About 7 minutes before 4 a.m., a magnitude 3.8 earthquake was recorded southeast of the Carbon County town 3.2 miles west-northwest of Ryan Park, according to the Wyoming Geological Survey. 

While no damage has been reported, the tremor was definitely felt in and around the area. The state Geological Survey reports that since the quake, 22 people have reported feeling the ground shake. 

The earthquake happened at a depth of 10.1 kilometers, while the intensity at magnitude 3.8 registers as a IV and on the lower end of the scale, the agency reports. At that level, shaking is considered light and doesn’t cause damage. 

While feeling the ground shake so far above sea level isn’t usual, it’s also not unprecedented, said Seth Wittke, a geologist with the Wyoming Geological Survey office in Laramie. 

“In the last 30 or 40 years, there have been about a dozen earthquakes around the Saratoga Valley,” said Wittke.

Most of those quakes have been in the 3.0 to 3.5 magnitude range, he said. 

“Based on historic records, it’s not out of the ordinary, but it doesn’t happen very often,” he said. 

Anyone concerned it’s a warning a more damaging earthquake may be on the way can relax, Wittke said. While never a sure thing, it’s unlikely a major event is on the horizon for the area. 

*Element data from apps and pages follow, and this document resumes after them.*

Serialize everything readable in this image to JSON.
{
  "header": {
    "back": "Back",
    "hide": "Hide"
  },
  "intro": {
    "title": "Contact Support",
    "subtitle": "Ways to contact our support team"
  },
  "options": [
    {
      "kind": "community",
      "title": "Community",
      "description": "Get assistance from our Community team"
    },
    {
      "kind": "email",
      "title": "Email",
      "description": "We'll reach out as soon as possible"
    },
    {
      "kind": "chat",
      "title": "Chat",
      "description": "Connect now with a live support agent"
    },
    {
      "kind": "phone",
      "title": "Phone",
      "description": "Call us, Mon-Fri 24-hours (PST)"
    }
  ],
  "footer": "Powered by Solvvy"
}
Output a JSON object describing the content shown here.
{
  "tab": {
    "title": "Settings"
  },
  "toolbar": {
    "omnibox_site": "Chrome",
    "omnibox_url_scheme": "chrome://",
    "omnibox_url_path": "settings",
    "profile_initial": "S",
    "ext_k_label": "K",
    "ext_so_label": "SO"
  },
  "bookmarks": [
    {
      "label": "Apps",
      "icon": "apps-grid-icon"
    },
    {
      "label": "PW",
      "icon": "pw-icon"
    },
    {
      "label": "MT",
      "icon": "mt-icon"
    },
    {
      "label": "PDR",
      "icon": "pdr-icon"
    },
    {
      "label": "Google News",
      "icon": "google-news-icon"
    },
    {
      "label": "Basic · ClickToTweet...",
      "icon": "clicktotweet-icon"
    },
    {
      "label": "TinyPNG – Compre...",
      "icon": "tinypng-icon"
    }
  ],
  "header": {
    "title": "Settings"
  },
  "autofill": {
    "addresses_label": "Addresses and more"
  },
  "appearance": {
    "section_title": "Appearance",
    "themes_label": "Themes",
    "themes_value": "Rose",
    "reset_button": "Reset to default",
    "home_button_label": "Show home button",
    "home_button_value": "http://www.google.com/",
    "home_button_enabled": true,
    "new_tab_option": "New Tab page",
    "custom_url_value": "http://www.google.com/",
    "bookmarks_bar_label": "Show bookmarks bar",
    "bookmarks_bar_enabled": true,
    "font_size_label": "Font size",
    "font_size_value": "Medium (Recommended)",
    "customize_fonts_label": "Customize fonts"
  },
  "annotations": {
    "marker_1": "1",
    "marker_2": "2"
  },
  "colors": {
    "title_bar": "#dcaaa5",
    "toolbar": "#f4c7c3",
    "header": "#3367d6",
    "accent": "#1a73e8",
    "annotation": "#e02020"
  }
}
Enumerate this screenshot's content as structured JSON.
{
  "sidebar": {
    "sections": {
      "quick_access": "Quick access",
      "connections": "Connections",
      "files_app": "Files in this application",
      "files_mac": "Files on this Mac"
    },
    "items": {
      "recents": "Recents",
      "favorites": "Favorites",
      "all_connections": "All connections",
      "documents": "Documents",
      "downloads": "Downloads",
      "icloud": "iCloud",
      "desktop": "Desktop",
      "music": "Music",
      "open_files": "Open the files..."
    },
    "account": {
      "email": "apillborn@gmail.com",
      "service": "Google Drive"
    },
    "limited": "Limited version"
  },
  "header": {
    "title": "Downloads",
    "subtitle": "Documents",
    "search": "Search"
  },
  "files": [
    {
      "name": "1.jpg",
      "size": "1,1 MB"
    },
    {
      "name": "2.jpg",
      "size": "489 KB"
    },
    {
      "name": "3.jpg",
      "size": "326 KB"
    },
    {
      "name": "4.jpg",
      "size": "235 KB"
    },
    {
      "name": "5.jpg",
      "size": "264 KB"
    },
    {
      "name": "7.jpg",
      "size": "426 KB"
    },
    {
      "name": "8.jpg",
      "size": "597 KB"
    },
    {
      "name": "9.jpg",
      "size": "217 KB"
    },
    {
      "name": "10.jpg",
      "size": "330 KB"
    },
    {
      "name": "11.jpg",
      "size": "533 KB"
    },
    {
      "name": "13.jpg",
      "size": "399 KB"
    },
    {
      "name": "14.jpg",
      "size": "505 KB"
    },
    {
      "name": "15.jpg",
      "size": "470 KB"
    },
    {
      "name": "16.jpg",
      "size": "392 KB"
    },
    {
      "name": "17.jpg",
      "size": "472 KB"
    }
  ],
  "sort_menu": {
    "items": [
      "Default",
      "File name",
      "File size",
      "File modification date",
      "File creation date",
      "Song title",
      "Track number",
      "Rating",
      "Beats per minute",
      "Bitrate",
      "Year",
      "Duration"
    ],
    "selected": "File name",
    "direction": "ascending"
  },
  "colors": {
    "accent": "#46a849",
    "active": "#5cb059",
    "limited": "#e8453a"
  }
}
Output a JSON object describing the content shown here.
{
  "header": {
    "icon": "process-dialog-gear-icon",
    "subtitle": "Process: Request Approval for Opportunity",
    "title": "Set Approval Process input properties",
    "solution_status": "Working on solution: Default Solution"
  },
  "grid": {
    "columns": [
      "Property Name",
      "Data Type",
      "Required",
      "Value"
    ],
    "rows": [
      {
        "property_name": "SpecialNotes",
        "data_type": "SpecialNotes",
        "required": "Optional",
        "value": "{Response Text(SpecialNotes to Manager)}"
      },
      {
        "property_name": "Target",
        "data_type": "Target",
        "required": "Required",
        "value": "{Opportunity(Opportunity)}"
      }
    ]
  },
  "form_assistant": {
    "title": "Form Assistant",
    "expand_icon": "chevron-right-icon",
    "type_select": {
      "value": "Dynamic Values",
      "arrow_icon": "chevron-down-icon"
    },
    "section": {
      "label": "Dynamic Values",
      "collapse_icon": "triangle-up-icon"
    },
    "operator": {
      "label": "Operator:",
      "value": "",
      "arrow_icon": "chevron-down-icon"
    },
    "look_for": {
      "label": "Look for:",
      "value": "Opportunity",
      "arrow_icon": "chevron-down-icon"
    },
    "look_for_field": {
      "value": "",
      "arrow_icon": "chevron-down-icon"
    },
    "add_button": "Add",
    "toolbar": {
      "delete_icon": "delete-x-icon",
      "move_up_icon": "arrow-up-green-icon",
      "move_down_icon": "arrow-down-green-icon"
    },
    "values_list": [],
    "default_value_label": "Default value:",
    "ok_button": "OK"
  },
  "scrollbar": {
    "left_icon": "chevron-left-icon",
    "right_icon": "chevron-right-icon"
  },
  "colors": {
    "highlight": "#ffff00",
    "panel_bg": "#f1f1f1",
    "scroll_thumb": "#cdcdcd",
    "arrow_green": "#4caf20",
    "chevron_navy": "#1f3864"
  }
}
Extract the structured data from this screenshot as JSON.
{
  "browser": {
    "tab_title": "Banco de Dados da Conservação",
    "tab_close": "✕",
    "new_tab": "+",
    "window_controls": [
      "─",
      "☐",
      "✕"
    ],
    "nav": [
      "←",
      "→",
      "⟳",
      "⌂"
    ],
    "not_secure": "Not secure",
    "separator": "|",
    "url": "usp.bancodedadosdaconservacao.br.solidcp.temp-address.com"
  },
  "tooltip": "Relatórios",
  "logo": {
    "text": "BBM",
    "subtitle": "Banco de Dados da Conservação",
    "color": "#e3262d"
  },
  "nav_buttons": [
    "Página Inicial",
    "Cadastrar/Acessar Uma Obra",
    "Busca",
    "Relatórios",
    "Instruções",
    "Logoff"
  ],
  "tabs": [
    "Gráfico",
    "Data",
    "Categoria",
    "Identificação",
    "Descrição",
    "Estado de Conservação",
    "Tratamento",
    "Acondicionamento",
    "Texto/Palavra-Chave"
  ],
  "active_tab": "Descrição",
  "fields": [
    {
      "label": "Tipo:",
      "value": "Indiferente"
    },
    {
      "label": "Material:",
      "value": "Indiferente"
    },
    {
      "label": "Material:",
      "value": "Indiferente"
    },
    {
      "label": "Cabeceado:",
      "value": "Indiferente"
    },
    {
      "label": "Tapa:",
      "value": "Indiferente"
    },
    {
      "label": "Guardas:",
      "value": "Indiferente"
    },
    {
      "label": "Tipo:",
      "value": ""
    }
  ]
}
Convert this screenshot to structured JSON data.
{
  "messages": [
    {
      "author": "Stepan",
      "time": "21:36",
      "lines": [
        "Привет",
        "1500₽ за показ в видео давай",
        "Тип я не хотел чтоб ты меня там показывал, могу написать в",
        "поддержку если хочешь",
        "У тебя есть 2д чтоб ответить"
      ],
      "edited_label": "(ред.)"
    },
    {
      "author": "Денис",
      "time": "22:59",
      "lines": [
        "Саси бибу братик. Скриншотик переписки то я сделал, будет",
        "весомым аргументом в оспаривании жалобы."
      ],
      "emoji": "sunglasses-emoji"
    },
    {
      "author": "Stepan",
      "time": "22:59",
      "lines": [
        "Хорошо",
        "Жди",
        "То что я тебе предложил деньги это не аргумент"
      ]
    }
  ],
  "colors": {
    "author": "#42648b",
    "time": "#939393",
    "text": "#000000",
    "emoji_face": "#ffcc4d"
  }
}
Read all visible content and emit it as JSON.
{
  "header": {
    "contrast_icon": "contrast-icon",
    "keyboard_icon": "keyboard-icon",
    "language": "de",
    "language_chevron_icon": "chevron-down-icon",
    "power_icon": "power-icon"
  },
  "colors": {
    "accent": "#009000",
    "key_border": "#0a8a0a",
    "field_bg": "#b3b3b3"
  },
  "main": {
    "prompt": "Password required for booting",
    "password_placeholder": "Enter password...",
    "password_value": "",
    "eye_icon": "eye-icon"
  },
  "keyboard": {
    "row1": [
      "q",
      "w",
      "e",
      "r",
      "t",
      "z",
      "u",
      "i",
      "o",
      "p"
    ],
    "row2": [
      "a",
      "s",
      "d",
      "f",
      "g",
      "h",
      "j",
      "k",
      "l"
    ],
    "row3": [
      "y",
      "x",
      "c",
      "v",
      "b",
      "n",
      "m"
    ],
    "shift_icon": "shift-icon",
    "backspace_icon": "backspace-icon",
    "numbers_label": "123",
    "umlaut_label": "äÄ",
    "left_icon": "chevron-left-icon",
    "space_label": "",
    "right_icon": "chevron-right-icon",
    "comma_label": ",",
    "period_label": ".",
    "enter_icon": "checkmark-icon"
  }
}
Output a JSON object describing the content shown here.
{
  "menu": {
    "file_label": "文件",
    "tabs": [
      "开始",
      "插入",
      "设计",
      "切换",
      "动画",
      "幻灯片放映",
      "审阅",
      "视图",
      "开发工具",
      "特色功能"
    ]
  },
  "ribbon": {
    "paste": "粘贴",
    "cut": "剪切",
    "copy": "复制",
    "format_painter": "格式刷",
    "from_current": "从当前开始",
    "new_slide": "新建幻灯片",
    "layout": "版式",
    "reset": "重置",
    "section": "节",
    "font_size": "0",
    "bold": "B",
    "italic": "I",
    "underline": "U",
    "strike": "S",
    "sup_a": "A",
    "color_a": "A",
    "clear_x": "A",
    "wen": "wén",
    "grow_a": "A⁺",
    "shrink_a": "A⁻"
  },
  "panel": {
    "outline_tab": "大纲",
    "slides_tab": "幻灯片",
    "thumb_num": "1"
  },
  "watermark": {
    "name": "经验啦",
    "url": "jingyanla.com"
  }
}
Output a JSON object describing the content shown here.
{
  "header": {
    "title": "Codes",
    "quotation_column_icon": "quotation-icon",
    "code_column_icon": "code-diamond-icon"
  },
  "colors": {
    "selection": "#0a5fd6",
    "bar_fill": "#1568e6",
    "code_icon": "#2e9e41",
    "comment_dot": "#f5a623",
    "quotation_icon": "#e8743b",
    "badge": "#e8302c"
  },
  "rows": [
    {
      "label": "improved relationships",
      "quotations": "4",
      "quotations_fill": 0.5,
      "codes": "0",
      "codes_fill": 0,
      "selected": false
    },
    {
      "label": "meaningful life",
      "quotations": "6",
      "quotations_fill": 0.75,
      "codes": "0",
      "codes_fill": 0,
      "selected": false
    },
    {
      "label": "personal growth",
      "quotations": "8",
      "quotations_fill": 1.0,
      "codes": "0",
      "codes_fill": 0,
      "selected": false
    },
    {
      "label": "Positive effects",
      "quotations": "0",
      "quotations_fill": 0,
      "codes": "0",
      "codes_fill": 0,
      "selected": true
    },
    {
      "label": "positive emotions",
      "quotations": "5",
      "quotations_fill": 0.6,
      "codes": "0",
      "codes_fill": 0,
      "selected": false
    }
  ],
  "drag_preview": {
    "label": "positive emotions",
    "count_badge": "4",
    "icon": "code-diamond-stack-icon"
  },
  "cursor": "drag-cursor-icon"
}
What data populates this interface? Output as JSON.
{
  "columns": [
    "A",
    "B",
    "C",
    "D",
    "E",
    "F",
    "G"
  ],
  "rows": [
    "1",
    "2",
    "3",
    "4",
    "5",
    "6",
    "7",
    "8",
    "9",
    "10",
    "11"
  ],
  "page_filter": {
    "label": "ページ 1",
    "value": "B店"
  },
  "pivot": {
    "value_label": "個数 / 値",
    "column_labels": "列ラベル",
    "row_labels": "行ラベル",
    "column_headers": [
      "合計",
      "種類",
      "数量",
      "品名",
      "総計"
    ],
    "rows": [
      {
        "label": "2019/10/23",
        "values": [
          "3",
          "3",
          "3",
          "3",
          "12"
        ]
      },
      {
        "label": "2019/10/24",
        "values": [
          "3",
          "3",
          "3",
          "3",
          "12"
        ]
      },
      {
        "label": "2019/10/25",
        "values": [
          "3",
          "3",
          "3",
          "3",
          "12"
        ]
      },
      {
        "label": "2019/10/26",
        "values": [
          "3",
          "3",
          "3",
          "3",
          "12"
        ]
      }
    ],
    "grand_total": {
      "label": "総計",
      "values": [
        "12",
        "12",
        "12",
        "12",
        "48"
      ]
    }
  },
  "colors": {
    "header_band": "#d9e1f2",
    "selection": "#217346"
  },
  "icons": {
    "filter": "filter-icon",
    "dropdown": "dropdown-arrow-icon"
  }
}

“There’s nothing (around the area) like California’s kind of faults,” he said. “There are faults, but nothing noted as high-hazard.” 


2 accused of carrying 8 pounds of meth, 1,000 fentanyl pills

GILLETTE — About 8 pounds of meth and more than 1,000 suspected fentanyl pills were confiscated when two people were pulled over for speeding on Highway 59 earlier this month.

Rondell Yokenya Baker, 30, of Bakersfield, California, and Amelia Raymonique Adams, 24, of Las Vegas, Nevada, were bound over to District Court March 11 after Circuit Judge Paul Phillips found probable cause to suspect them of three counts of possession with intent to deliver involving cocaine, meth and fentanyl, as well as three counts of possession involving three drugs.

Also found in the car were about 2.3 ounces of cocaine, according to an affidavit of probable cause.

They were pulled over at about 10:30 p.m. when a sheriff’s deputy clocked them going 57 mph in a 45 mph zone. A drug dog indicated drugs were inside the vehicle.

The drugs — all in vacuum sealed food saver bags — were found in backpacks in the rear of the vehicle.

Louey Williams with the Wyoming Division of Criminal Investigation said the amount of drugs found was significant. The street price of meth in Gillette when divided in smaller sale amounts would put the meth at about $50,000 a pound and the fentanyl at about a total of $27,000, he said.

Possession with intent to deliver carries a maximum penalty of up to 20 years in prison and a $25,000 fine. The maximum penalty of possession is seven years in prison and a $15,000 fine.

Baker is scheduled for his arraignment in District Court on March 30 and Adams on March 31. Both remain in the Campbell County jail.